**DESCRIPTION OF THE TASK**
As the answer, give a copy of each line below that includes the word "true".

**Collection entries**
+ + +

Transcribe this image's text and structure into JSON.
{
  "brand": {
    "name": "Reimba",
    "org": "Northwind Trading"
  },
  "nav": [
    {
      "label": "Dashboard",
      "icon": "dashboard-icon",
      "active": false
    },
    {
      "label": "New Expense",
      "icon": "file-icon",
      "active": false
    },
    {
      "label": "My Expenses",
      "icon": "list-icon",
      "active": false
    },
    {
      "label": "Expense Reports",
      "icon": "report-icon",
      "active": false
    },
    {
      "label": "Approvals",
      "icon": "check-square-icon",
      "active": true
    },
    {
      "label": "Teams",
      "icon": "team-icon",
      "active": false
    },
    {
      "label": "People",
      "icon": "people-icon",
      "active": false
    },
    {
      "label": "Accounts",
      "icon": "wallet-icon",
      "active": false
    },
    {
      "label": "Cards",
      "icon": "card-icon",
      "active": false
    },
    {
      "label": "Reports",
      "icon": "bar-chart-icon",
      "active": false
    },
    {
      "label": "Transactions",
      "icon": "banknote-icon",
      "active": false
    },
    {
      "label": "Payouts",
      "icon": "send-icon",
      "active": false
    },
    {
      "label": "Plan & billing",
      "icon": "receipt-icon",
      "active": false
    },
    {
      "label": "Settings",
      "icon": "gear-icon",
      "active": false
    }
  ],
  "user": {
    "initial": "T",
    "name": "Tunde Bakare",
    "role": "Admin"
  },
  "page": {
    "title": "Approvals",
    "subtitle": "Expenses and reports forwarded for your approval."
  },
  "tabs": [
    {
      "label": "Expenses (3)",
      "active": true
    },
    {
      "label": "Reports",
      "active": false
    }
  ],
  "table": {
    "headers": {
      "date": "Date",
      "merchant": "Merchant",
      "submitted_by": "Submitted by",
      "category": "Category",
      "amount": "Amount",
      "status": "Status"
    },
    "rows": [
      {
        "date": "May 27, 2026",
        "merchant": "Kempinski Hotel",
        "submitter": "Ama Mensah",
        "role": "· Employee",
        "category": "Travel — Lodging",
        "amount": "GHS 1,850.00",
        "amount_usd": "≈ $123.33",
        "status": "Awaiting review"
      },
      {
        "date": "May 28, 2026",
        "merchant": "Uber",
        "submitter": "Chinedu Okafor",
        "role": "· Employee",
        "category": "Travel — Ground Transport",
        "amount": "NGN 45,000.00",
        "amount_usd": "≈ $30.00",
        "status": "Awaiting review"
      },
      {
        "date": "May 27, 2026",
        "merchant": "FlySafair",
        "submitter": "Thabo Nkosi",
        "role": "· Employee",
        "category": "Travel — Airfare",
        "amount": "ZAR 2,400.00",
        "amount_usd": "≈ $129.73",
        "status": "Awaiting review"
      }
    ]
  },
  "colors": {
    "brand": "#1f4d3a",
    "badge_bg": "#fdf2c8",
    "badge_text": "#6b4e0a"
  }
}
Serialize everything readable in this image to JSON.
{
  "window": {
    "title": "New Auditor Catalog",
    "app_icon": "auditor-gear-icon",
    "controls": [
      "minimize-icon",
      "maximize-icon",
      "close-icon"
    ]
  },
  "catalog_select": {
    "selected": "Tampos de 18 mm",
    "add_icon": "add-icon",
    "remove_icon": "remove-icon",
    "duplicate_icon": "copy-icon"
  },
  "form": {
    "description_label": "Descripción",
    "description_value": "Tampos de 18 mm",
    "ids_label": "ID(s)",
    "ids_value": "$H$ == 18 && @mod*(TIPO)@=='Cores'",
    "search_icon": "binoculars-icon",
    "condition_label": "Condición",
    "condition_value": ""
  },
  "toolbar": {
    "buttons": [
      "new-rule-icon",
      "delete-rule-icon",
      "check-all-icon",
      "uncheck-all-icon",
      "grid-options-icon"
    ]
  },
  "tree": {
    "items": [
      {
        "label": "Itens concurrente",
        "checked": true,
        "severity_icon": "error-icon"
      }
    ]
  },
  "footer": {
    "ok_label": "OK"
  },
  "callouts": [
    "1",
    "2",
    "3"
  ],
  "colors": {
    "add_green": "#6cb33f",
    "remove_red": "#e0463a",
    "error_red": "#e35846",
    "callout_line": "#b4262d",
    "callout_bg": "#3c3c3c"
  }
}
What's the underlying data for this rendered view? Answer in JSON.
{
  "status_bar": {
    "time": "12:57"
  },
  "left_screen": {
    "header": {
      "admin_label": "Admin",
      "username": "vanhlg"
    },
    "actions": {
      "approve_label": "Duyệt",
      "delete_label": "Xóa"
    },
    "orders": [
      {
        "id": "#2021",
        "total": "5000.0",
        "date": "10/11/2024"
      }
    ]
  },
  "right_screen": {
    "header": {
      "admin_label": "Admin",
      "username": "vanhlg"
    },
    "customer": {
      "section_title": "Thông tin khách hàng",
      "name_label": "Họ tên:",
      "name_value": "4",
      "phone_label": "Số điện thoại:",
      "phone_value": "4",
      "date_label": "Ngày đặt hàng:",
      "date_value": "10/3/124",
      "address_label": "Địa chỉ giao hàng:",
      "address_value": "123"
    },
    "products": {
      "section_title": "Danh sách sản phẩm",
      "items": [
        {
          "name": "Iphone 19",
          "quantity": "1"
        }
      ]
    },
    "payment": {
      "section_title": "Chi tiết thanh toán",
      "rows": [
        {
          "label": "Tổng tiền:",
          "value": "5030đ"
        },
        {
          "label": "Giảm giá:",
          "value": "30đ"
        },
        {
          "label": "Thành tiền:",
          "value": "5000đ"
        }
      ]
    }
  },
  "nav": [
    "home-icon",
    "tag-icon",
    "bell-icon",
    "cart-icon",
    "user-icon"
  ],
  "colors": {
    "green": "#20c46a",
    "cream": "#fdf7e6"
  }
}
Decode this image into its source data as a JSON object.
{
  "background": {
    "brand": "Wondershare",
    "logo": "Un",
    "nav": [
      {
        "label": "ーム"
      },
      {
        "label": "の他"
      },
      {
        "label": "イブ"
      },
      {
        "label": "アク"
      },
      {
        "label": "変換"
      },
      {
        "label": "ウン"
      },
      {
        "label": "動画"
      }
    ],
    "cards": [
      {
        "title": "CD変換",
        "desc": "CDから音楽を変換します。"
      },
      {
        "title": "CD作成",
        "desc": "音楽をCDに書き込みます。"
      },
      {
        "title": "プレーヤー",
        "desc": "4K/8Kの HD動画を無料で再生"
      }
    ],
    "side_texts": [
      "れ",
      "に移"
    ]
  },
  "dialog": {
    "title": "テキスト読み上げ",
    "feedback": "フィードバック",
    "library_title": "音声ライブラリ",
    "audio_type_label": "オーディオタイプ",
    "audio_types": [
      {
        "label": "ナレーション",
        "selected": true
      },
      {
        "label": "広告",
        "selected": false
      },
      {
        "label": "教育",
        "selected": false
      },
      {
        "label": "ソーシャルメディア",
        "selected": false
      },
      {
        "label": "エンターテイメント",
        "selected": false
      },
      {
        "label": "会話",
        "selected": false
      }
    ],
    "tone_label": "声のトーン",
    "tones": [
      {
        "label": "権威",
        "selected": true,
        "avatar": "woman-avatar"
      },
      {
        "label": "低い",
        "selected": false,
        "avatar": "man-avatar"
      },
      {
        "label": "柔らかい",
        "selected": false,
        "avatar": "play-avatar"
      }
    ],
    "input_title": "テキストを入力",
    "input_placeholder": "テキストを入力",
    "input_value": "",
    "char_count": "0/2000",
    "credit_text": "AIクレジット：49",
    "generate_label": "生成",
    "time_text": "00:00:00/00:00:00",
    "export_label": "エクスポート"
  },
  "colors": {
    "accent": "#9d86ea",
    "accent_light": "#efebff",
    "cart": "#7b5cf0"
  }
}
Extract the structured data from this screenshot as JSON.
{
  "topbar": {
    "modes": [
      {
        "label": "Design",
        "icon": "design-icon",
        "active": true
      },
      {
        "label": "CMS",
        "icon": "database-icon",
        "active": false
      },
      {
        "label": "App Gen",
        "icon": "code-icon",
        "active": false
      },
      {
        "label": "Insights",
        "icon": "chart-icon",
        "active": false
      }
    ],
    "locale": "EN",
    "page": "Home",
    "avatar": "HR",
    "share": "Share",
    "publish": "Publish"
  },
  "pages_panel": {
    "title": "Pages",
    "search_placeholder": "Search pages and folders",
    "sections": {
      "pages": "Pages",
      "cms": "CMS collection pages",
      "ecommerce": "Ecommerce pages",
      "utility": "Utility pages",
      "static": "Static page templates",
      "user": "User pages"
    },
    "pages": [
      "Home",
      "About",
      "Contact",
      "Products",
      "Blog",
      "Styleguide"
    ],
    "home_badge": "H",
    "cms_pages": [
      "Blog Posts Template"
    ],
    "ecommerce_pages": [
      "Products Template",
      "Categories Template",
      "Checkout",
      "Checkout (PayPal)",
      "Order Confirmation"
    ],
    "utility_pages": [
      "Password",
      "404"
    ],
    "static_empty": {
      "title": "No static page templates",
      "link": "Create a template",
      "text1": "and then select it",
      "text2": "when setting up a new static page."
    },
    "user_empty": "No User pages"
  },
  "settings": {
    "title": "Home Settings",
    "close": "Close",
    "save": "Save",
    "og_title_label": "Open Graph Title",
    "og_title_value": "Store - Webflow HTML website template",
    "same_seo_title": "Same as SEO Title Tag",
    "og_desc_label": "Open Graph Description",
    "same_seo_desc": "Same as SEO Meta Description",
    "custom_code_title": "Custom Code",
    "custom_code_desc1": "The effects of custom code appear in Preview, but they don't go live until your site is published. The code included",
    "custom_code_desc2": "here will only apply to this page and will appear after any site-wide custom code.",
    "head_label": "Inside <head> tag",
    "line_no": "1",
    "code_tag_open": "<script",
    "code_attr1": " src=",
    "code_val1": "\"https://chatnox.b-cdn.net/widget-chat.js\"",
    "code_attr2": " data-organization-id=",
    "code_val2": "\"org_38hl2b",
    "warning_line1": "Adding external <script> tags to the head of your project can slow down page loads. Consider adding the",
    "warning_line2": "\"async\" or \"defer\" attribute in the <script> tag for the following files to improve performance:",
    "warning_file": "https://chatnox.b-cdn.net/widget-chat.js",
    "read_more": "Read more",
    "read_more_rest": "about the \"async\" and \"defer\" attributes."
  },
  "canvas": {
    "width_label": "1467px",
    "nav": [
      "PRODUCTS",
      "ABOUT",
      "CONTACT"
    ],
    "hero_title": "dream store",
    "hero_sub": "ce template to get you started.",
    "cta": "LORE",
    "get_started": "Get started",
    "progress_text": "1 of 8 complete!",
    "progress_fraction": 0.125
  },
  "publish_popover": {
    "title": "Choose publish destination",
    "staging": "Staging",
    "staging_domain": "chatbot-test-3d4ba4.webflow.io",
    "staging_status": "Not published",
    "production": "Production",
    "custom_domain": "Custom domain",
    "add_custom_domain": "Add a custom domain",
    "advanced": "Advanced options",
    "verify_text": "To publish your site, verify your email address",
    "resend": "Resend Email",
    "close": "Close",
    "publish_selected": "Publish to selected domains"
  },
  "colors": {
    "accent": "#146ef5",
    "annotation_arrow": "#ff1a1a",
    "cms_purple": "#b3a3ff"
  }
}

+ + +

**RESPONSE BOX**
      "active": true
      "active": true
        "checked": true,
        "selected": true
        "selected": true,
        "active": true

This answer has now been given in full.